Recognizing a zombie computer can be incredibly difficult, because many of the signs can point to other problems, and most people do not know they are using a zombie until it is too late. A zombie computer often is compromised by virus files, so the computer often will slow down, and the computer may act weirdly. By checking firewall traffic, you can see if your computer is visiting places that you have not. Some virus scanners can find a zombie, but most hackers hide the zombie virus in a way that cannot be detected. Blacklist tools, if you do not partake in spamming activities, also can be used.
To make a zombie computer, a hacker infiltrates a computer and adds a virus file that puts the computer under his control. This file and the activity from the hacker often cause the computer to slow down, because the hacker is using many computer resources. The computer also may act oddly, with programs opening for no reason and users constantly being redirected to other websites. While these are signs of a zombie problem, they also can be signs of a less serious virus or the result of old hardware and software.
One of the best ways to see if you have a zombie computer is by checking your firewall — or other programs that report your activity — for outgoing traffic. This will list what websites and places you visit when using the Internet, and you should see websites that you frequent. If there is a large amount of outgoing traffic directed at sites you do not recognize, then you may be running a zombie. Small amounts of unusual outgoing traffic may not be indicative of a zombie but a result of common pop-ups and redirects that appear online.
Virus scanners can sometimes pick up on a zombie computer, but only if the hacker was not diligent. These programs will scan for common signs of viruses and zombie activity and, if they do pick up a zombie, they may be able to fix it. If the hacker placed the zombie virus file in a rootkit, then it usually is untraceable.
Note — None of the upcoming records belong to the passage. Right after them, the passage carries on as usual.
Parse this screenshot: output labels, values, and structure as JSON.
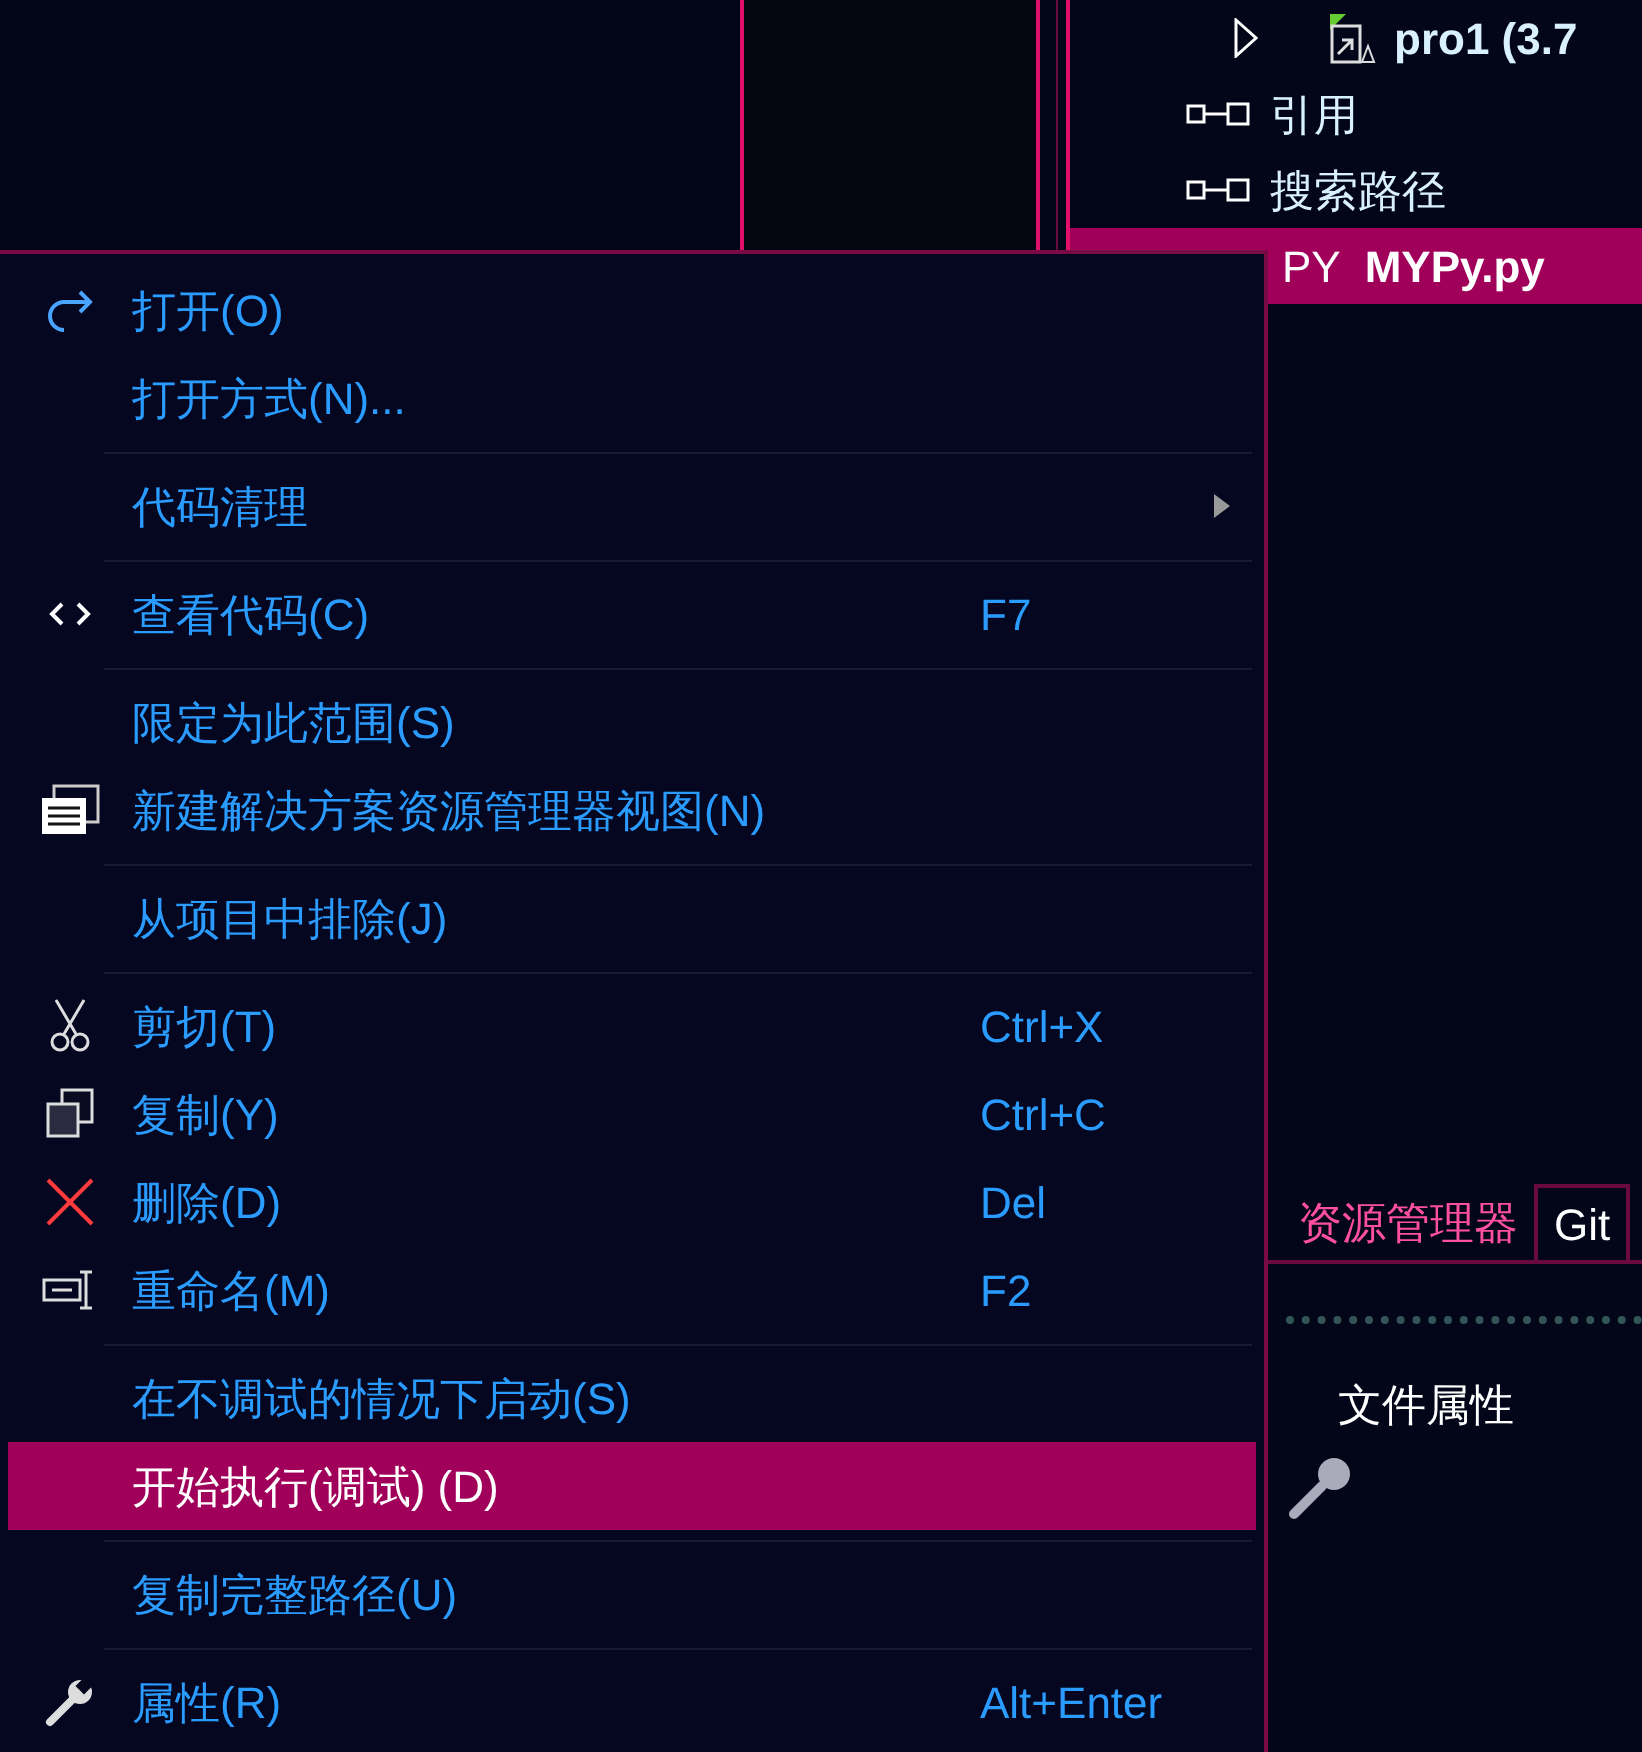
{
  "solution_tree": [
    {
      "label": "pro1 (3.7",
      "selected": false,
      "expanded": false
    },
    {
      "label": "引用",
      "selected": false
    },
    {
      "label": "搜索路径",
      "selected": false
    },
    {
      "label": "MYPy.py",
      "badge": "PY",
      "selected": true
    }
  ],
  "bottom_tabs": [
    {
      "label": "资源管理器",
      "selected": true
    },
    {
      "label": "Git",
      "selected": false
    }
  ],
  "properties": {
    "file_caption": "文件属性"
  },
  "context_menu": [
    {
      "kind": "item",
      "label": "打开(O)",
      "selected": false
    },
    {
      "kind": "item",
      "label": "打开方式(N)...",
      "selected": false
    },
    {
      "kind": "separator"
    },
    {
      "kind": "item",
      "label": "代码清理",
      "has_submenu": true,
      "selected": false
    },
    {
      "kind": "separator"
    },
    {
      "kind": "item",
      "label": "查看代码(C)",
      "shortcut": "F7",
      "selected": false
    },
    {
      "kind": "separator"
    },
    {
      "kind": "item",
      "label": "限定为此范围(S)",
      "selected": false
    },
    {
      "kind": "item",
      "label": "新建解决方案资源管理器视图(N)",
      "selected": false
    },
    {
      "kind": "separator"
    },
    {
      "kind": "item",
      "label": "从项目中排除(J)",
      "selected": false
    },
    {
      "kind": "separator"
    },
    {
      "kind": "item",
      "label": "剪切(T)",
      "shortcut": "Ctrl+X",
      "selected": false
    },
    {
      "kind": "item",
      "label": "复制(Y)",
      "shortcut": "Ctrl+C",
      "selected": false
    },
    {
      "kind": "item",
      "label": "删除(D)",
      "shortcut": "Del",
      "selected": false
    },
    {
      "kind": "item",
      "label": "重命名(M)",
      "shortcut": "F2",
      "selected": false
    },
    {
      "kind": "separator"
    },
    {
      "kind": "item",
      "label": "在不调试的情况下启动(S)",
      "selected": false
    },
    {
      "kind": "item",
      "label": "开始执行(调试) (D)",
      "selected": true
    },
    {
      "kind": "separator"
    },
    {
      "kind": "item",
      "label": "复制完整路径(U)",
      "selected": false
    },
    {
      "kind": "separator"
    },
    {
      "kind": "item",
      "label": "属性(R)",
      "shortcut": "Alt+Enter",
      "selected": false
    }
  ]
}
When you are running a zombie computer, it likely will be used for spamming and for sending large packets of information to other entities to shut them down. This will result in your computer being placed on blacklists for spammers. By entering your Internet protocol (IP) address in a blacklist tool, you may find you are blacklisted, which can indicate that you have a zombie computer. If you willingly engage in spamming activity, then this may not be effective.